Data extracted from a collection

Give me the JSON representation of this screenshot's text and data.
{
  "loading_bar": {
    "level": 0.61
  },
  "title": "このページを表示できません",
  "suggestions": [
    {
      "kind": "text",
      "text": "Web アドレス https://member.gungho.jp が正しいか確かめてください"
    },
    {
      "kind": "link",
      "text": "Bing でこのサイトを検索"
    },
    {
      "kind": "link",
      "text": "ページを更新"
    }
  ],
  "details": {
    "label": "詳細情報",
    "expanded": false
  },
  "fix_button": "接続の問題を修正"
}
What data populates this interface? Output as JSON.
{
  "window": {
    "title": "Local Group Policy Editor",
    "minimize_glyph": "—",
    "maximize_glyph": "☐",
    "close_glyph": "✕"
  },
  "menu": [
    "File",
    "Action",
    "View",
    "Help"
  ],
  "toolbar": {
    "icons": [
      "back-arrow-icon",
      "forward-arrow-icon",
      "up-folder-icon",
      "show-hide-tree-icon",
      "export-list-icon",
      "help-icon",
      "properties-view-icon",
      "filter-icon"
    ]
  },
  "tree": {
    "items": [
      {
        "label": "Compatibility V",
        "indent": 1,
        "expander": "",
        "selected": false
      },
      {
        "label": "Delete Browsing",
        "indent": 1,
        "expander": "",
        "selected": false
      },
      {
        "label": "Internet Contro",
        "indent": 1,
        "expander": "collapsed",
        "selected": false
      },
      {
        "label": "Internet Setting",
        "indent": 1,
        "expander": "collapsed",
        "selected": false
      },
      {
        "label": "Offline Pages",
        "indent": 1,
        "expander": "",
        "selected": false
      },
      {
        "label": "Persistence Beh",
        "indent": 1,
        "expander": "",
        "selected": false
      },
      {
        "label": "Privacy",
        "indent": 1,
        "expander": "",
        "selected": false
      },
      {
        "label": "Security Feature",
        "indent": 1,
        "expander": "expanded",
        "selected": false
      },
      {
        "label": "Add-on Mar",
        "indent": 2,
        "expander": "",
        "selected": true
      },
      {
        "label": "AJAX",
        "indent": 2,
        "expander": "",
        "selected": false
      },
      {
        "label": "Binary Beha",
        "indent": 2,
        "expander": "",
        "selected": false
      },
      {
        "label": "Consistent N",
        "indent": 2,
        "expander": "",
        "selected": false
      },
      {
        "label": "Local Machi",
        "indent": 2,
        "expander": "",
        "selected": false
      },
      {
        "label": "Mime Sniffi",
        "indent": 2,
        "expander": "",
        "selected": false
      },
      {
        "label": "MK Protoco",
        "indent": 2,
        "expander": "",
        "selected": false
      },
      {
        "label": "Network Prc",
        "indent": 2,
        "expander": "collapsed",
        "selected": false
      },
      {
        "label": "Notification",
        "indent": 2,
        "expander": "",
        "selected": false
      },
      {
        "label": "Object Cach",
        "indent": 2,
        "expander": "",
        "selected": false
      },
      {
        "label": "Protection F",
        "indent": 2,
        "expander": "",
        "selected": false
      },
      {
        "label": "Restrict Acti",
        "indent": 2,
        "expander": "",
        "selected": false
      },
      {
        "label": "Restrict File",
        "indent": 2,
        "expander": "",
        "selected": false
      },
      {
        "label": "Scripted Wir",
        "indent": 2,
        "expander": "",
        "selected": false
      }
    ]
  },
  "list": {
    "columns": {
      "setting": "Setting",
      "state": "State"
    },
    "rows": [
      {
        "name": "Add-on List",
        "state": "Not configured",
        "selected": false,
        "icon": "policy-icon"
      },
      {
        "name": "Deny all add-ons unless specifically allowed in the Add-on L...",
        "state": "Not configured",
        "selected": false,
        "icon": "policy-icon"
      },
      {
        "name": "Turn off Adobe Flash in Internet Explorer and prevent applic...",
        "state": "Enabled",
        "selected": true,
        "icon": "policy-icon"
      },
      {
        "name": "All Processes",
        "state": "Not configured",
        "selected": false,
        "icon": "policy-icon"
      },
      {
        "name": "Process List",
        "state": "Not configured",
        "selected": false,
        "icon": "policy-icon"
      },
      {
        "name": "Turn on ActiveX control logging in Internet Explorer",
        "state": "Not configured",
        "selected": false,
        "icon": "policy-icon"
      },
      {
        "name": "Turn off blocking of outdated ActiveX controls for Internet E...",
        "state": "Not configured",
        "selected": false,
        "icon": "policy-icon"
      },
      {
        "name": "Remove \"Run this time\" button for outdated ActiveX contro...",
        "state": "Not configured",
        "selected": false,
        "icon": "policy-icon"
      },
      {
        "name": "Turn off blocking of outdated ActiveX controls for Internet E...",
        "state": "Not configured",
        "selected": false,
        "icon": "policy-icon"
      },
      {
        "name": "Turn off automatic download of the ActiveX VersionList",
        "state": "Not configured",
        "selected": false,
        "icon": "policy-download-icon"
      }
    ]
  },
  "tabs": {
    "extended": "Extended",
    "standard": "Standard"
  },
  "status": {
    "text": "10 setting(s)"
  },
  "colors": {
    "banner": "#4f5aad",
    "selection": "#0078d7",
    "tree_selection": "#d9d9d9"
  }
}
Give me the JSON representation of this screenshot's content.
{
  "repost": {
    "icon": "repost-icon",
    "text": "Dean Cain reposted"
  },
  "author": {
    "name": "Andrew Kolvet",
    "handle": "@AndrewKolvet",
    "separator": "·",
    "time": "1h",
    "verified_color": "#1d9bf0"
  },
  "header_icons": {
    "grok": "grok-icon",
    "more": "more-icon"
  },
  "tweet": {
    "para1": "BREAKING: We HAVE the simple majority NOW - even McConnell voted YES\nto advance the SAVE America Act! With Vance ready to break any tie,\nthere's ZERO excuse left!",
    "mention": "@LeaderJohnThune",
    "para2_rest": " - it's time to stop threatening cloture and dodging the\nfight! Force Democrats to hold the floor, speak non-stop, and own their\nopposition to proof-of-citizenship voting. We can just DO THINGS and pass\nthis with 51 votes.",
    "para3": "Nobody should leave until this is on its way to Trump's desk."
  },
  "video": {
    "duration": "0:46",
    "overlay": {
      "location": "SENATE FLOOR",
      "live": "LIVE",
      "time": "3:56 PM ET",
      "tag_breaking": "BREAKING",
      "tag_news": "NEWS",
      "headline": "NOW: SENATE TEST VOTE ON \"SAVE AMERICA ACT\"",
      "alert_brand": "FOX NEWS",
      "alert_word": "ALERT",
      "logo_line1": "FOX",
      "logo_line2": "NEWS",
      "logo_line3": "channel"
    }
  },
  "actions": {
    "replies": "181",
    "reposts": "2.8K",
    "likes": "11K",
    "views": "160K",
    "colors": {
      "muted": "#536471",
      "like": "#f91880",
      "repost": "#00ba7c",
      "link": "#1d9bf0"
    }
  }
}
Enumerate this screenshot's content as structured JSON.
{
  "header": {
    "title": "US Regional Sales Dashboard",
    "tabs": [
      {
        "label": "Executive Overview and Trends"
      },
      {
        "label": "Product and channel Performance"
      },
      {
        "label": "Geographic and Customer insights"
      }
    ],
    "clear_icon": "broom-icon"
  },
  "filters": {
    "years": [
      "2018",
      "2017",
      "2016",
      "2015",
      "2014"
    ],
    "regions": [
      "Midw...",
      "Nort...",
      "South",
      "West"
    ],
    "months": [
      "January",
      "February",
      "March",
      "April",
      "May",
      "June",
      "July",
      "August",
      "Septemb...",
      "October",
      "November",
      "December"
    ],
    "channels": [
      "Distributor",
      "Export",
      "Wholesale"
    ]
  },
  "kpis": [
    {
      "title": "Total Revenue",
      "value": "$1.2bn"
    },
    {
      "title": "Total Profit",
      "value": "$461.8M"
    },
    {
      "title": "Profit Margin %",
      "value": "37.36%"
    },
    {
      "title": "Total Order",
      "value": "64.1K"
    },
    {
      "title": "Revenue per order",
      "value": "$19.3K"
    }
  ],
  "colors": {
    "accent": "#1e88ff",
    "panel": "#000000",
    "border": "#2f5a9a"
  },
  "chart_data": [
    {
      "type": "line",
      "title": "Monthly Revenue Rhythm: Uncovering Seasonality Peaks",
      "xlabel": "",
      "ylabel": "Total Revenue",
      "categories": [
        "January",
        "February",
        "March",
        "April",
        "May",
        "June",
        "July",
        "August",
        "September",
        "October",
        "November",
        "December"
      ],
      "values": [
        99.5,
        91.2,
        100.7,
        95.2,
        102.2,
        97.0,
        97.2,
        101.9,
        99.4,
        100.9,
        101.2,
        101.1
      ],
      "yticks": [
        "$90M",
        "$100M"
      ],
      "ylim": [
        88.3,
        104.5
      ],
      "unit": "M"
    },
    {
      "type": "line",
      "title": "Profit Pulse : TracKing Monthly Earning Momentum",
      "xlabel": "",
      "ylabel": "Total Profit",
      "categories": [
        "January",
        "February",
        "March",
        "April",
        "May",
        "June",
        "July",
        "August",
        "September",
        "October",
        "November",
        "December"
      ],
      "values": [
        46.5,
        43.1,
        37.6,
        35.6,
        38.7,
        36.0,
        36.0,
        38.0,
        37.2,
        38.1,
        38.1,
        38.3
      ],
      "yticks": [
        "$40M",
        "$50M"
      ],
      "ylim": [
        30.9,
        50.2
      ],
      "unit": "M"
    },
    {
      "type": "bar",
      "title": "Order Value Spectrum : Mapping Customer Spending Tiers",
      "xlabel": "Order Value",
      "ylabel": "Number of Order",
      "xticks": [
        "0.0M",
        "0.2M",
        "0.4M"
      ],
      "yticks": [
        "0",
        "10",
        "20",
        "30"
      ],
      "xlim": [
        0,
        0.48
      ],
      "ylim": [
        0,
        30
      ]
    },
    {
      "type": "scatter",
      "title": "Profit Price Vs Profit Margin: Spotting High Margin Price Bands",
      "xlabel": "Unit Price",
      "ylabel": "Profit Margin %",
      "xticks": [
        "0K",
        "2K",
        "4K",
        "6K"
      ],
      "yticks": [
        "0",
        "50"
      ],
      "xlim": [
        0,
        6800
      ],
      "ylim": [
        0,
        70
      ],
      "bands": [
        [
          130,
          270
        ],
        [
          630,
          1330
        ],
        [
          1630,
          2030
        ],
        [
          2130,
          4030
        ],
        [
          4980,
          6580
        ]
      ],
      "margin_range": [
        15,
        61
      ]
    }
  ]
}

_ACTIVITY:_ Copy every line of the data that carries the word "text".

_ANSWER TO THIS TASK:_
Give me the JSON representation of this screenshot's text and data.
      "kind": "text",
      "text": "Web アドレス https://member.gungho.jp が正しいか確かめてください"
      "text": "Bing でこのサイトを検索"
      "text": "ページを更新"
    "text": "10 setting(s)"
    "text": "Dean Cain reposted"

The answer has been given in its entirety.